Griffin’s experience matches the feedback many restaurant owners hear. After Chef Will Gilson asked for ideas on social media about what restaurant staff really want, he found the work-life balance was the overwhelming response. According to Gilson, many senior workers have told him that for the first time in their careers – thanks in part to unemployment benefits such as subsidized daycare – they were able to rebalance and spend quality time with their families, something that the long night and weekend shifts of restaurant work made easy not allow. As a result, they are now more interested in the 9-to-5 chase.
“People have actually had time to relax, and it takes some persuasion to get them going again,” says Gilson. Overall, he’s increased pay by around 25 percent to try to attract more staff to his Cambridge restaurants, including three different businesses – Cafe Beatrice, Italian restaurant Geppetto, and rooftop restaurant Lexington – which he opened on the mixed-use Cambridge Crossing development during the pandemic. Looking ahead, he also believes the shortage will only speed up calculations in the hospitality industry on how to close the wage gap between workers in front of and behind the house.

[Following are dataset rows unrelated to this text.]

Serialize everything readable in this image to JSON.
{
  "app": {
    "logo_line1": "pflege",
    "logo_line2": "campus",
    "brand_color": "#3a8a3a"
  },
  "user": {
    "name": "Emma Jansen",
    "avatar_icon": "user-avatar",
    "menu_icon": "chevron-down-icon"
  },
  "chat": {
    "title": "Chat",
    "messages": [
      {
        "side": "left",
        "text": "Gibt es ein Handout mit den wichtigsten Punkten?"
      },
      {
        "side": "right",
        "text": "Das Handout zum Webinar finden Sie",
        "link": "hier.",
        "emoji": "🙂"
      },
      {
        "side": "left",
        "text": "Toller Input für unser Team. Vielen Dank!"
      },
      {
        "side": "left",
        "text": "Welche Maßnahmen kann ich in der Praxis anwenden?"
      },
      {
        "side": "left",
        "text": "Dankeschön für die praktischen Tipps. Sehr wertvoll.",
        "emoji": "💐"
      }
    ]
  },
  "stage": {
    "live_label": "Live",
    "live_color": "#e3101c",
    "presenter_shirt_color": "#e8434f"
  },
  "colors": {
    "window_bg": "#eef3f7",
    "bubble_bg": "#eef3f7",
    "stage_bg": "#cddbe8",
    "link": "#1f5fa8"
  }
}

In the meantime, restaurant owners are not only trying to offer their most competitive wages, they are doing everything possible to lure reluctant workers back. Kristin Canty, a natural food attorney and owner of Woods Hill Pier 4 in the seaport and Woods Hill Table and Adelita restaurants in Concord, Massachusetts, even tries to build camaraderie by taking overnight team trips to her farm and inn. like Lodge in New Hampshire; Employees can also spend the night there alone for free. Nevertheless, she simply lost employees for other career paths. For example, one of her managers had a career as an accountant.
Managers may even use the cash to offer signing bonuses to bring their MVPs back, says Ed Kane, owner of Big Night Entertainment Group, a veteran team whose local portfolio includes Guy Fieri’s Tequila Cocina, Pan-Asian hotspot empire. and the sprawling nightclub The Grand, which will remain closed until the newly announced August 22nd for the city to reopen. While Kane doesn’t currently offer such rewards himself, he knows he may need to get creative to reach Big Night’s pre-pandemic number of 1,400 employees (at some point). While he has enough on board to keep things moving for the moment, he also wants to be able to keep adding hours and other aspects of the operation when the world returns to normal.
When the time comes, the masks will be removed and the two meter distance restrictions lifted, at least helping the “assertion fatigue” that Kane says is preventing exhausted employees from returning.
“They’ve just finished dealing with people and telling them to put their masks on or they’ll have to go,” says Kane. “People just don’t want to do it anymore, and the amount of abuse my co-workers suffered last week was beyond pale. Even seasoned people said, “Call me in two months if we don’t have to.”